The tour starts off with a guided perusal of the Bo-Kaap Museum – here you’ll gain insight about an area and the history of the community. Following a morning of enrichment, you’ll be led through the technicoloured streets of the area to the private homestead of one of the locals. Here you’ll learn to cook an array of Cape Malay food – think bobotie, rotis, masala and much more – play around with spices and be enthralled by the vibrant colours of the food you create!
Milkshakes at the Protea Fire and Ice Hotels
The last thing you’ll expect to do at this uber-chic Cape Town Hotel is to slurp away on decadent milkshakes – drinks that’ll have you reminiscing over your childhood days. Yet the hotel has a reputation for its comprehensive menu of American-styled gourmet shakes.
Don’t expect the classic offerings of strawberry, vanilla and chocolate, no, here you’ll find the most innovative creations. If you’re looking for something with a bit of a kick, try one of the ‘naughty’ milkshakes – think ‘Elephants’ drink doused in Amarula. Alternatively, ‘nice’ milkshakes are available for kids and adults looking for a non-alcoholic drink. Opt for the ‘Big Blue'(blueberries and cream) or if you’re a chocolate lover, the ‘Aero Attack’ is the drink to beat!
A visit to Old Biscuit Mill
Ask any Cape Tonian, Woodstock is a much-loved, quirky suburb that delights the locals with its old-school charm and constant hum of activity.
The Old Biscuit Mill forms the heart of the hubbub, where groups of talented people collaborate to share their passions with the public.
During the weekend, the mill springs to life with its day and night markets. Visitors can peruse through the knicknackery of arts and crafts, custom designs and a wide array of gourmet food stalls.
While winter wonderlands aren’t a reality in South Africa, Cool Runnings provides an exciting alternative of an activity that is typically snow-based, tobogganing.
Adventure seekers can enjoy an hour or two whizzing down a stainless steel track on the back on a lever-powered sled.
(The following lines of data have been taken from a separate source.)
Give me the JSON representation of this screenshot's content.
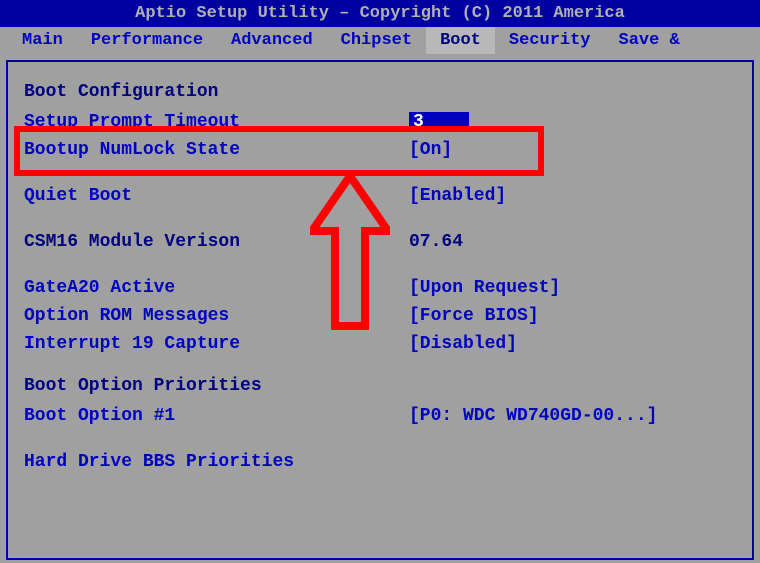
{
  "header": {
    "title": "Aptio Setup Utility – Copyright (C) 2011 America"
  },
  "tabs": [
    {
      "label": "Main",
      "active": false
    },
    {
      "label": "Performance",
      "active": false
    },
    {
      "label": "Advanced",
      "active": false
    },
    {
      "label": "Chipset",
      "active": false
    },
    {
      "label": "Boot",
      "active": true
    },
    {
      "label": "Security",
      "active": false
    },
    {
      "label": "Save & ",
      "active": false
    }
  ],
  "boot_config": {
    "section_title": "Boot Configuration",
    "setup_prompt_label": "Setup Prompt Timeout",
    "setup_prompt_value": "3",
    "numlock_label": "Bootup NumLock State",
    "numlock_value": "[On]",
    "quiet_boot_label": "Quiet Boot",
    "quiet_boot_value": "[Enabled]",
    "csm_label": "CSM16 Module Verison",
    "csm_value": "07.64",
    "gatea20_label": "GateA20 Active",
    "gatea20_value": "[Upon Request]",
    "option_rom_label": "Option ROM Messages",
    "option_rom_value": "[Force BIOS]",
    "interrupt19_label": "Interrupt 19 Capture",
    "interrupt19_value": "[Disabled]"
  },
  "boot_priorities": {
    "section_title": "Boot Option Priorities",
    "opt1_label": "Boot Option #1",
    "opt1_value": "[P0: WDC WD740GD-00...]",
    "hdd_bbs_label": "Hard Drive BBS Priorities"
  }
}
The sled fits one or two people, once you’re seated hooks will grab the contraption from underneath while drawing you up the steep slope to the top of the hill. The sled is then released, hurtling you down the track. Whether you’re a speedy gonzalas or prefer to move around at a glacial pace, the use of a level will determine how fast or slow the ride is.
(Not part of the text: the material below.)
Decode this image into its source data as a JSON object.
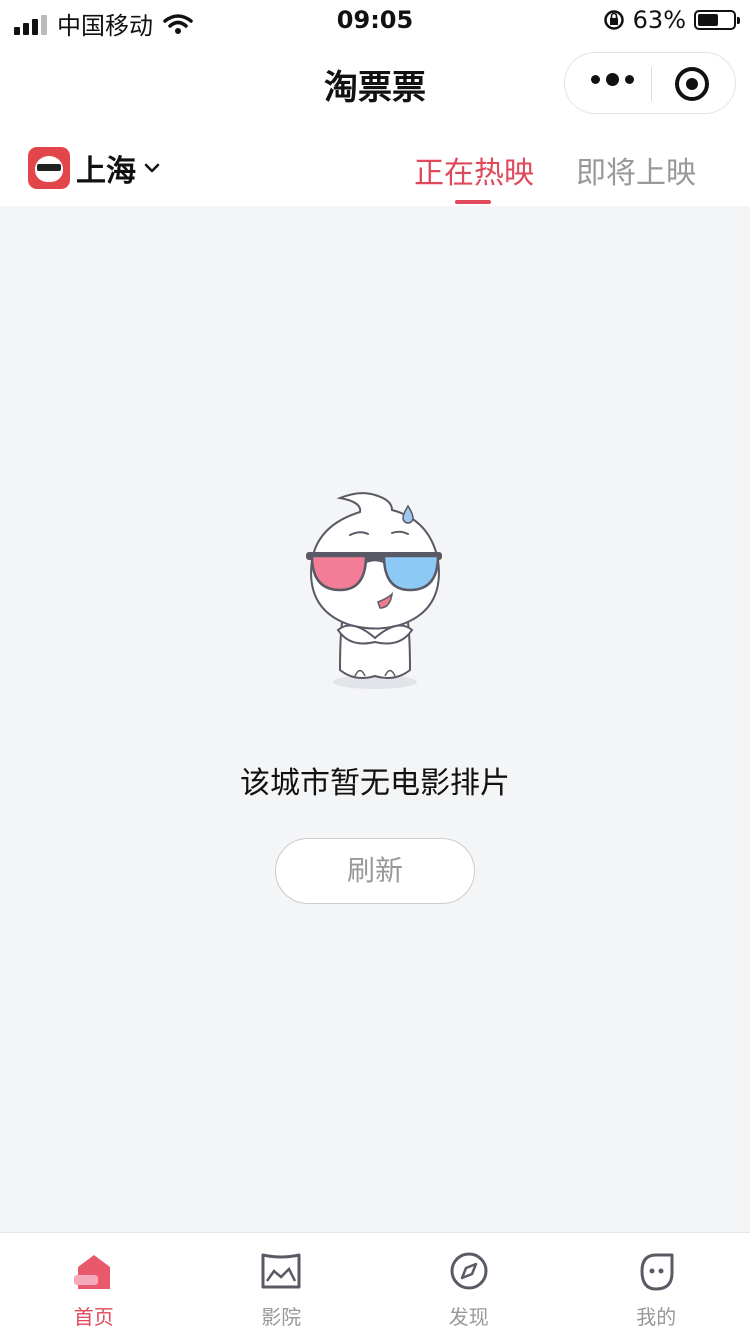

Are you a local who knows of a couple of secret gems in Cape Town? Let us know!